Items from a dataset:
[Start of Attachment]

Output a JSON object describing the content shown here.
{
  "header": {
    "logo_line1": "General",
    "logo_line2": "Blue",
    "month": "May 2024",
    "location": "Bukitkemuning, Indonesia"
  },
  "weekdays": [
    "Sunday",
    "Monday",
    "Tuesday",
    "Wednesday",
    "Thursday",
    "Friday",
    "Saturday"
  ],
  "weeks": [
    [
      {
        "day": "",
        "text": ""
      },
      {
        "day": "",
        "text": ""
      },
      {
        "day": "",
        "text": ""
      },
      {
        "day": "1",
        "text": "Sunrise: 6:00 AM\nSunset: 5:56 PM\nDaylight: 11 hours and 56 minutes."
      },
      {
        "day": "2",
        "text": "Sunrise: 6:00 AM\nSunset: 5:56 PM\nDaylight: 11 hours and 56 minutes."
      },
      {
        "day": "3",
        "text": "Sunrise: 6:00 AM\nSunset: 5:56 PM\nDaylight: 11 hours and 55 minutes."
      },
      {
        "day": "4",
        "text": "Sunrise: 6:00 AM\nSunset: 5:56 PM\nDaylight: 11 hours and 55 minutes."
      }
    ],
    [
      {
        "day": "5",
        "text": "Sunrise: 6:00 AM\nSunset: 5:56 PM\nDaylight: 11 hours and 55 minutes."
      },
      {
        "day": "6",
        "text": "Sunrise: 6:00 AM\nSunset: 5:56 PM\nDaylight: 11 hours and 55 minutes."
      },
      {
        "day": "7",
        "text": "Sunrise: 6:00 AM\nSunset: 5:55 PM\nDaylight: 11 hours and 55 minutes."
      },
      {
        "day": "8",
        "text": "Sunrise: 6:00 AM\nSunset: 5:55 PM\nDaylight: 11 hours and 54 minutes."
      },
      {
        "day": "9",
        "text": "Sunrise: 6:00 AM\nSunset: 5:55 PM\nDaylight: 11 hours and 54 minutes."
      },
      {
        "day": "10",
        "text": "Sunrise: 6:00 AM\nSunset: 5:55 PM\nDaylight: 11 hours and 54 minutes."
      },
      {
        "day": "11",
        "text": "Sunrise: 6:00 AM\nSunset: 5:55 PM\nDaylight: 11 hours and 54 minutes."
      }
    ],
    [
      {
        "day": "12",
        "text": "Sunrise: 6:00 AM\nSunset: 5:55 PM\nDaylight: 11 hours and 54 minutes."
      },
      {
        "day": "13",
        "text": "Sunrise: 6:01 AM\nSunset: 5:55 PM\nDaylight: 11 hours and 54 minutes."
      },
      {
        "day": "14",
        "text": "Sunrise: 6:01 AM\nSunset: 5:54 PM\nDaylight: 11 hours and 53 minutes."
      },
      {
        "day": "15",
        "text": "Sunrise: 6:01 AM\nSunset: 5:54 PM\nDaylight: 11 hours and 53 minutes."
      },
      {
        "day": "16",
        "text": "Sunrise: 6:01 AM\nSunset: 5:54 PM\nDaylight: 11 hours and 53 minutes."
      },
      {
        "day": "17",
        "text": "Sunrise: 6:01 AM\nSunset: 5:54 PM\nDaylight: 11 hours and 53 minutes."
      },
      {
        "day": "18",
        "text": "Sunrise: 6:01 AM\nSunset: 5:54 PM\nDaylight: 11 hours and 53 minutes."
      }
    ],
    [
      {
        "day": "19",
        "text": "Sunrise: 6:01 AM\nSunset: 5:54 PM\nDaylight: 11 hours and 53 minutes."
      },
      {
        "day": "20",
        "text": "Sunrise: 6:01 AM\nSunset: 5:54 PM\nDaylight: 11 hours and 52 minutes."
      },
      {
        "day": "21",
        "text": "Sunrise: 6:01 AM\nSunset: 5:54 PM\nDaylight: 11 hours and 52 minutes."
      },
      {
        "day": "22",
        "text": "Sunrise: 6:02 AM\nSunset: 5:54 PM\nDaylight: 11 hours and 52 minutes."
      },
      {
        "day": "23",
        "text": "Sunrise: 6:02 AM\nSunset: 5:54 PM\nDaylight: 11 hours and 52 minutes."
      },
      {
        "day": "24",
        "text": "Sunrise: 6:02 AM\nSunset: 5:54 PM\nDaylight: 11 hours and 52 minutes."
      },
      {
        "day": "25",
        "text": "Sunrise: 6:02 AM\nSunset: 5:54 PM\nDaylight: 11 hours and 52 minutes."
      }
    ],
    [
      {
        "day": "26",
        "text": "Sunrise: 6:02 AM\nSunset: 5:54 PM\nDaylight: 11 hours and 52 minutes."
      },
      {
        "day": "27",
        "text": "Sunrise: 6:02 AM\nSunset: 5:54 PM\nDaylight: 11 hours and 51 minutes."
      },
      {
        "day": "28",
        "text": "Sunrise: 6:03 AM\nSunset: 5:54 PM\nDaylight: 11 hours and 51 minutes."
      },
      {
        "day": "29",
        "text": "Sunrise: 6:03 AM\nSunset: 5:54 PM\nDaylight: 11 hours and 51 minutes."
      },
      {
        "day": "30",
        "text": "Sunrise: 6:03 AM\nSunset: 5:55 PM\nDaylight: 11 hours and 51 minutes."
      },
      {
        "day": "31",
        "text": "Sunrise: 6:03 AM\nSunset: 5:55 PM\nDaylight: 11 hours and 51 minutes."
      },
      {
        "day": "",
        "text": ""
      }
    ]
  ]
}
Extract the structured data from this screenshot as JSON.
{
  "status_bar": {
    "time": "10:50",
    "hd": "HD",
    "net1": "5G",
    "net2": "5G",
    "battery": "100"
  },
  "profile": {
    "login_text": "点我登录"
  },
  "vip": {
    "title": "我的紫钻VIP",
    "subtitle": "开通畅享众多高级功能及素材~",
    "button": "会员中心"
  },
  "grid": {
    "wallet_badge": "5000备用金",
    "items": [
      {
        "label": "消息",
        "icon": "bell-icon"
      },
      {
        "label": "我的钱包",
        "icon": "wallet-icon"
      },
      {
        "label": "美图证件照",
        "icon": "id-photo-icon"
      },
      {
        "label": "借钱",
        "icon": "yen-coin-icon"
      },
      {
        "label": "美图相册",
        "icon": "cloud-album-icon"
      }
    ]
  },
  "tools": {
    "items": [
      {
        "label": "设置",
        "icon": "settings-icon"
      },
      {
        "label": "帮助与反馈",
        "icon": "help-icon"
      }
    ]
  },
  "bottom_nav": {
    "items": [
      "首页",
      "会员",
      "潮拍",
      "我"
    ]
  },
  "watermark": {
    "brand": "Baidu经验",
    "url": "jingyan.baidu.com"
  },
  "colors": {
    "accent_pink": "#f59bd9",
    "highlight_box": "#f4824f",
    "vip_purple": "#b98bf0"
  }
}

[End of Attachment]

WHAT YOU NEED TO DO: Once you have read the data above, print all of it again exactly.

SOLUTION FOR THIS TASK:
Output a JSON object describing the content shown here.
{
  "header": {
    "logo_line1": "General",
    "logo_line2": "Blue",
    "month": "May 2024",
    "location": "Bukitkemuning, Indonesia"
  },
  "weekdays": [
    "Sunday",
    "Monday",
    "Tuesday",
    "Wednesday",
    "Thursday",
    "Friday",
    "Saturday"
  ],
  "weeks": [
    [
      {
        "day": "",
        "text": ""
      },
      {
        "day": "",
        "text": ""
      },
      {
        "day": "",
        "text": ""
      },
      {
        "day": "1",
        "text": "Sunrise: 6:00 AM\nSunset: 5:56 PM\nDaylight: 11 hours and 56 minutes."
      },
      {
        "day": "2",
        "text": "Sunrise: 6:00 AM\nSunset: 5:56 PM\nDaylight: 11 hours and 56 minutes."
      },
      {
        "day": "3",
        "text": "Sunrise: 6:00 AM\nSunset: 5:56 PM\nDaylight: 11 hours and 55 minutes."
      },
      {
        "day": "4",
        "text": "Sunrise: 6:00 AM\nSunset: 5:56 PM\nDaylight: 11 hours and 55 minutes."
      }
    ],
    [
      {
        "day": "5",
        "text": "Sunrise: 6:00 AM\nSunset: 5:56 PM\nDaylight: 11 hours and 55 minutes."
      },
      {
        "day": "6",
        "text": "Sunrise: 6:00 AM\nSunset: 5:56 PM\nDaylight: 11 hours and 55 minutes."
      },
      {
        "day": "7",
        "text": "Sunrise: 6:00 AM\nSunset: 5:55 PM\nDaylight: 11 hours and 55 minutes."
      },
      {
        "day": "8",
        "text": "Sunrise: 6:00 AM\nSunset: 5:55 PM\nDaylight: 11 hours and 54 minutes."
      },
      {
        "day": "9",
        "text": "Sunrise: 6:00 AM\nSunset: 5:55 PM\nDaylight: 11 hours and 54 minutes."
      },
      {
        "day": "10",
        "text": "Sunrise: 6:00 AM\nSunset: 5:55 PM\nDaylight: 11 hours and 54 minutes."
      },
      {
        "day": "11",
        "text": "Sunrise: 6:00 AM\nSunset: 5:55 PM\nDaylight: 11 hours and 54 minutes."
      }
    ],
    [
      {
        "day": "12",
        "text": "Sunrise: 6:00 AM\nSunset: 5:55 PM\nDaylight: 11 hours and 54 minutes."
      },
      {
        "day": "13",
        "text": "Sunrise: 6:01 AM\nSunset: 5:55 PM\nDaylight: 11 hours and 54 minutes."
      },
      {
        "day": "14",
        "text": "Sunrise: 6:01 AM\nSunset: 5:54 PM\nDaylight: 11 hours and 53 minutes."
      },
      {
        "day": "15",
        "text": "Sunrise: 6:01 AM\nSunset: 5:54 PM\nDaylight: 11 hours and 53 minutes."
      },
      {
        "day": "16",
        "text": "Sunrise: 6:01 AM\nSunset: 5:54 PM\nDaylight: 11 hours and 53 minutes."
      },
      {
        "day": "17",
        "text": "Sunrise: 6:01 AM\nSunset: 5:54 PM\nDaylight: 11 hours and 53 minutes."
      },
      {
        "day": "18",
        "text": "Sunrise: 6:01 AM\nSunset: 5:54 PM\nDaylight: 11 hours and 53 minutes."
      }
    ],
    [
      {
        "day": "19",
        "text": "Sunrise: 6:01 AM\nSunset: 5:54 PM\nDaylight: 11 hours and 53 minutes."
      },
      {
        "day": "20",
        "text": "Sunrise: 6:01 AM\nSunset: 5:54 PM\nDaylight: 11 hours and 52 minutes."
      },
      {
        "day": "21",
        "text": "Sunrise: 6:01 AM\nSunset: 5:54 PM\nDaylight: 11 hours and 52 minutes."
      },
      {
        "day": "22",
        "text": "Sunrise: 6:02 AM\nSunset: 5:54 PM\nDaylight: 11 hours and 52 minutes."
      },
      {
        "day": "23",
        "text": "Sunrise: 6:02 AM\nSunset: 5:54 PM\nDaylight: 11 hours and 52 minutes."
      },
      {
        "day": "24",
        "text": "Sunrise: 6:02 AM\nSunset: 5:54 PM\nDaylight: 11 hours and 52 minutes."
      },
      {
        "day": "25",
        "text": "Sunrise: 6:02 AM\nSunset: 5:54 PM\nDaylight: 11 hours and 52 minutes."
      }
    ],
    [
      {
        "day": "26",
        "text": "Sunrise: 6:02 AM\nSunset: 5:54 PM\nDaylight: 11 hours and 52 minutes."
      },
      {
        "day": "27",
        "text": "Sunrise: 6:02 AM\nSunset: 5:54 PM\nDaylight: 11 hours and 51 minutes."
      },
      {
        "day": "28",
        "text": "Sunrise: 6:03 AM\nSunset: 5:54 PM\nDaylight: 11 hours and 51 minutes."
      },
      {
        "day": "29",
        "text": "Sunrise: 6:03 AM\nSunset: 5:54 PM\nDaylight: 11 hours and 51 minutes."
      },
      {
        "day": "30",
        "text": "Sunrise: 6:03 AM\nSunset: 5:55 PM\nDaylight: 11 hours and 51 minutes."
      },
      {
        "day": "31",
        "text": "Sunrise: 6:03 AM\nSunset: 5:55 PM\nDaylight: 11 hours and 51 minutes."
      },
      {
        "day": "",
        "text": ""
      }
    ]
  ]
}
Extract the structured data from this screenshot as JSON.
{
  "status_bar": {
    "time": "10:50",
    "hd": "HD",
    "net1": "5G",
    "net2": "5G",
    "battery": "100"
  },
  "profile": {
    "login_text": "点我登录"
  },
  "vip": {
    "title": "我的紫钻VIP",
    "subtitle": "开通畅享众多高级功能及素材~",
    "button": "会员中心"
  },
  "grid": {
    "wallet_badge": "5000备用金",
    "items": [
      {
        "label": "消息",
        "icon": "bell-icon"
      },
      {
        "label": "我的钱包",
        "icon": "wallet-icon"
      },
      {
        "label": "美图证件照",
        "icon": "id-photo-icon"
      },
      {
        "label": "借钱",
        "icon": "yen-coin-icon"
      },
      {
        "label": "美图相册",
        "icon": "cloud-album-icon"
      }
    ]
  },
  "tools": {
    "items": [
      {
        "label": "设置",
        "icon": "settings-icon"
      },
      {
        "label": "帮助与反馈",
        "icon": "help-icon"
      }
    ]
  },
  "bottom_nav": {
    "items": [
      "首页",
      "会员",
      "潮拍",
      "我"
    ]
  },
  "watermark": {
    "brand": "Baidu经验",
    "url": "jingyan.baidu.com"
  },
  "colors": {
    "accent_pink": "#f59bd9",
    "highlight_box": "#f4824f",
    "vip_purple": "#b98bf0"
  }
}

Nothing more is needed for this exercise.